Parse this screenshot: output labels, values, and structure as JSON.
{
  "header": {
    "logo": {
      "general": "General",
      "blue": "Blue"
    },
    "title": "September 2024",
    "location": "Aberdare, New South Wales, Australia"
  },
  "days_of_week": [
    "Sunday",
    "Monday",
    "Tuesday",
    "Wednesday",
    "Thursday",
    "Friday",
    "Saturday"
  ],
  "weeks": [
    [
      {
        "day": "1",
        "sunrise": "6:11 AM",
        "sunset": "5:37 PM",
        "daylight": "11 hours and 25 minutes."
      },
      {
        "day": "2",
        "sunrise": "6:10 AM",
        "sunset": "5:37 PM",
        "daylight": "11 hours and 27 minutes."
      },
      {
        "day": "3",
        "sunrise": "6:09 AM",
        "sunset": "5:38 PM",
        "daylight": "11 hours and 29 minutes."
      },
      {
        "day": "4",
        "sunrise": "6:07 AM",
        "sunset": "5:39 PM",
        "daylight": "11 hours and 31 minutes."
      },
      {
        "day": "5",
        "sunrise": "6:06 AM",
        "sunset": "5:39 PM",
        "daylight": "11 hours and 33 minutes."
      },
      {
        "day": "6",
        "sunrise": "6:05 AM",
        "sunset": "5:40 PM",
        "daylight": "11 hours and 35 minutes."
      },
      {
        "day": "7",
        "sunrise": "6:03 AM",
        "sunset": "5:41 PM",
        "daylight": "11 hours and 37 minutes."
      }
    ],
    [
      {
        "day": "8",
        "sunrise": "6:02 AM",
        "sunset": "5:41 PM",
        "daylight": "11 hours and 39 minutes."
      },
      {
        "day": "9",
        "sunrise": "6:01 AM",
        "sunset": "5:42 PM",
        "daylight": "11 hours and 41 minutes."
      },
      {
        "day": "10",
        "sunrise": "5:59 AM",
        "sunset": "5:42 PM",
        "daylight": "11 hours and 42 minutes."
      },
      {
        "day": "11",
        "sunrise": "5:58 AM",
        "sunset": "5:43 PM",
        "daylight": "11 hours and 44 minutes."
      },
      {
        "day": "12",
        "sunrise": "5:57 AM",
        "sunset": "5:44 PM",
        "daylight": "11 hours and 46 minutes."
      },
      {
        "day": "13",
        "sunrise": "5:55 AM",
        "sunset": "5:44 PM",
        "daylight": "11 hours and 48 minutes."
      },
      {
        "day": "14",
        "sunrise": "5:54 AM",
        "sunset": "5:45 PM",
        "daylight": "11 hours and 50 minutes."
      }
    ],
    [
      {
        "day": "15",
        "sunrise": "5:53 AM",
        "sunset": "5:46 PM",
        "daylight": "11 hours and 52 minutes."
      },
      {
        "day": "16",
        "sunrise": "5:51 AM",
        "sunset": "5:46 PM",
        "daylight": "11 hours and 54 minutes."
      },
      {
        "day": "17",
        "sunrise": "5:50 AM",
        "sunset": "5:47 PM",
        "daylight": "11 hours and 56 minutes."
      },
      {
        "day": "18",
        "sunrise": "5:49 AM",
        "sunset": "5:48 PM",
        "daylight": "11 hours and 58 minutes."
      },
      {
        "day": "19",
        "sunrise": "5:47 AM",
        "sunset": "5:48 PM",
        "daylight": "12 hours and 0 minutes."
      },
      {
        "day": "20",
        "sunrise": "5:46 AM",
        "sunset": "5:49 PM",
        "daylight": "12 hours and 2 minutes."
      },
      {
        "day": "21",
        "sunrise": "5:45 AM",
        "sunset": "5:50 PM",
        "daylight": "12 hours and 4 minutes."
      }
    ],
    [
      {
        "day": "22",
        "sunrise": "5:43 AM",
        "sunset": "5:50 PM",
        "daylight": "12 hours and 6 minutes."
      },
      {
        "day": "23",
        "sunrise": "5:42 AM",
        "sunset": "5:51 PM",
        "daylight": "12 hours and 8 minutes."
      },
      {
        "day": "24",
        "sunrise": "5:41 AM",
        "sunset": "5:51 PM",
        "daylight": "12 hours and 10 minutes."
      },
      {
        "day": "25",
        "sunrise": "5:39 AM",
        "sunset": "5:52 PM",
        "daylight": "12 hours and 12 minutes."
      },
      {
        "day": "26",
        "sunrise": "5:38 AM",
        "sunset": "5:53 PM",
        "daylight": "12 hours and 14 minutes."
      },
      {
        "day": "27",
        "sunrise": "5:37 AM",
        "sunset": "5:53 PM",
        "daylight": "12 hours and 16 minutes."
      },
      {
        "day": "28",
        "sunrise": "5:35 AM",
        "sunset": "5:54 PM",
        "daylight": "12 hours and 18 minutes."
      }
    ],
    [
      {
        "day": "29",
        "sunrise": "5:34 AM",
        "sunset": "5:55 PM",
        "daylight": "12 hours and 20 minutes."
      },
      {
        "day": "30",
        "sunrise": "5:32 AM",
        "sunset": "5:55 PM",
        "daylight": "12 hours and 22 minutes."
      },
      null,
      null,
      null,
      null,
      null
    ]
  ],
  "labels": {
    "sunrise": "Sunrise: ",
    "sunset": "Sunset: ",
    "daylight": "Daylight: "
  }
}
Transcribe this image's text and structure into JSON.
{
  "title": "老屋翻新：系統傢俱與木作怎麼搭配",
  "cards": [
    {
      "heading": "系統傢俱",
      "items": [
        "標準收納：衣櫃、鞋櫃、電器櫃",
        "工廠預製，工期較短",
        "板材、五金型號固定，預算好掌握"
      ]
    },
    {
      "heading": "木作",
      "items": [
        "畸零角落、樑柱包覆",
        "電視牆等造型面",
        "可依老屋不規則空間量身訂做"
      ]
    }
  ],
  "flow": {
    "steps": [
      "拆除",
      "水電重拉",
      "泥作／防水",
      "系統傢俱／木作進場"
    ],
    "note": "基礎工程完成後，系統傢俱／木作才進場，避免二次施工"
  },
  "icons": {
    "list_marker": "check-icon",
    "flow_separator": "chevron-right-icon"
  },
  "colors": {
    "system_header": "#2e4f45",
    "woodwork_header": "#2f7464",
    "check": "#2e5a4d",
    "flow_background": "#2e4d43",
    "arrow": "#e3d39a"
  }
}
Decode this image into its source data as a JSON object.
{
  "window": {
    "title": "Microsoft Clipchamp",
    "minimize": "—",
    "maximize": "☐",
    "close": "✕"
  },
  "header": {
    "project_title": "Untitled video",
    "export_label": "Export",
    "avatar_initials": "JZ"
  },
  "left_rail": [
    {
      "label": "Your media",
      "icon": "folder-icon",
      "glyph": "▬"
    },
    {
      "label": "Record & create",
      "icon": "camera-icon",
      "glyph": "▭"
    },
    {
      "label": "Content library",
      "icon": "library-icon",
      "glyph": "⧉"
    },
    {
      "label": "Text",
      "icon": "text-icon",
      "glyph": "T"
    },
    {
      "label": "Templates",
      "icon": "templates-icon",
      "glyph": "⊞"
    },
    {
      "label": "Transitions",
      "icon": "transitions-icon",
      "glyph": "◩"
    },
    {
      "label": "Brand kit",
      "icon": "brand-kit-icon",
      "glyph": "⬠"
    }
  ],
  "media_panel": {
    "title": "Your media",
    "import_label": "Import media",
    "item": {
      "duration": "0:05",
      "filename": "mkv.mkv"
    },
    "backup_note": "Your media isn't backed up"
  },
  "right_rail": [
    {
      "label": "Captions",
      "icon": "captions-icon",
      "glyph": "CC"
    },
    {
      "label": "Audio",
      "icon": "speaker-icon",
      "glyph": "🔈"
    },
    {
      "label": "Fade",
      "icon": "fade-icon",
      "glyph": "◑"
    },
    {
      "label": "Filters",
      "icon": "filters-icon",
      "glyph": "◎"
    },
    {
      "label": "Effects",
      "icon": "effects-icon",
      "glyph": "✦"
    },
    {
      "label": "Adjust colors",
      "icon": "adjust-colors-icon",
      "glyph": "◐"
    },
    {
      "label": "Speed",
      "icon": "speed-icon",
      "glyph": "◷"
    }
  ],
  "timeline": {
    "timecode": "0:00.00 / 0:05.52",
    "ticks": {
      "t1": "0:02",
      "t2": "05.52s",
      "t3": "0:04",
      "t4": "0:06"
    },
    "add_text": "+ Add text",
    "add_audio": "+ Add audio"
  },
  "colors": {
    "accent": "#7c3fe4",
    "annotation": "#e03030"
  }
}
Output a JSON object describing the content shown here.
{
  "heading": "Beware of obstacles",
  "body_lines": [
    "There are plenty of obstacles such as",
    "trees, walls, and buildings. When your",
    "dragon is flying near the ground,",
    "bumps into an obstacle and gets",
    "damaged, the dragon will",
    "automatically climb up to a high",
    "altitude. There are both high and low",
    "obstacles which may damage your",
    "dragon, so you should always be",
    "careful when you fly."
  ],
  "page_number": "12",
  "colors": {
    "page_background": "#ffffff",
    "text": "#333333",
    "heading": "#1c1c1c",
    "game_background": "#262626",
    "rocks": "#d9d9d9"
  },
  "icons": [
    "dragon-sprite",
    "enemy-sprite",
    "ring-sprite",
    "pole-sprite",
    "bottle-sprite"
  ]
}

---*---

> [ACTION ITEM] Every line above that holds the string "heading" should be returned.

> [REPLY]
      "heading": "系統傢俱",
      "heading": "木作",
  "heading": "Beware of obstacles",
    "heading": "#1c1c1c",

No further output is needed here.